Some of your work, most notably HARD MELODY, is a subtle commentary on postmillennium China, and how expectations and dreams have changed in recent decades. Do you feel there are strong or unique differences in China’s recent development versus other Western cultures? Is it easier or more difficult to be a consumer in China than, say, in France?
LU MING: I actually don’t like the modern China now, but for the opposite reason, I think it’s because we have become more like the Western world, and at the same time, the Western world has also begun to become like us. I am not very old, but I have been to many parts of the world. Even this kind of experience makes me feel that we have lost a lot of the truly beautiful qualities of the world outside of this focus on ideology. I really like this American drama series “Yellowstone”. I appreciate the Japanese attitude towards politics and their own culture. I absolutely hate and abhor any form of “domination”, especially the use of “economy” as handcuffs. When I was at Burning Man in 2018, I was sitting on the white sand of Play, away from the crowd, watching the deep blue mountains in the distance lying quietly under the pink sky caused by the afterglow of the setting sun, smelling the wind, listening to the time slowly flow by. I felt that in that moment I saw the world for what it truly is. The world I like to exist in. I’d trade all the time I’d spent in the world outside of the time spent painting for the feeling I had in that one moment.
What projects have you worked on since HARD MELODY? What projects are you working on now?
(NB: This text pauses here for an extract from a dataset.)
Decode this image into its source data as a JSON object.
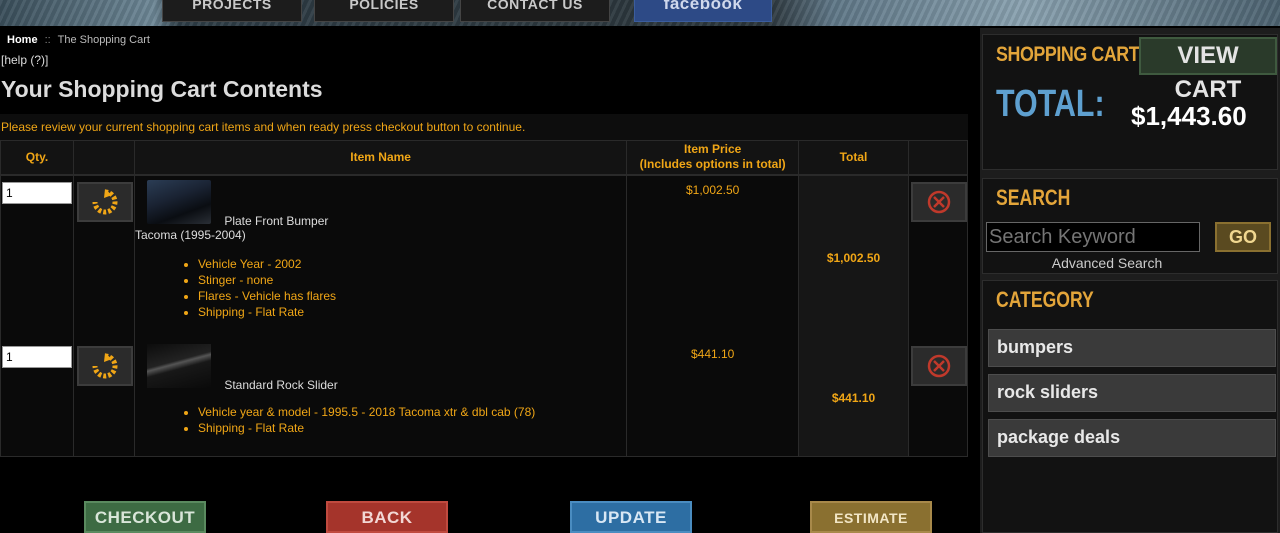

LU MING: Right after HARD MELODY was finished, I began to create new stories. I have so many stories still to tell. The new story I am currently working on is called “Lonely Arslen.” I started writing it in 2015. When I had a book signing for the readers in France, I drew the first frame of the story on the signature of each book. It took me five years to finish writing it, and now I have been painting it for nearly a year. This story describes loneliness. People always love to hear about the sunshine. People always say “Oh! This night will pass, but the dawn will come soon!” People love flowers because of their bright colors. But I suddenly thought: Is there not also dignity in darkness? Darkness is just being itself. If dawn never comes, shall we all commit suicide in the dark? Also, to speak to the notion of the shining sun, a mountain facing the sun is great, but why is the stone sitting on the shaded side humble? This story is about drawing an ordinary stone sitting in the shadows to prove its dignity and allow it to not feel sad or pitiful. Someone loves that stone. Anyone who has studied painting knows that the colors in the dark parts are the most saturated and vibrant.
Are there any “dream projects” you hope to create some day?
LU MING: Yes, I hope to paint the story of my grandfather, and another story about the war between Mongolia and China in the 13th century. I haven’t yet fully prepared all the research I need to compile for these stories. These stories, for at least fifteen years I’ve been engaged in all-round historical data research for preparation. I want it to be as if someone brought a camera back to 1234 and recorded every detail of the war. Warriors and heroes, taking off the armor of their respective camps and sides, are equally strong people. This is what I always believe, and I admire them all.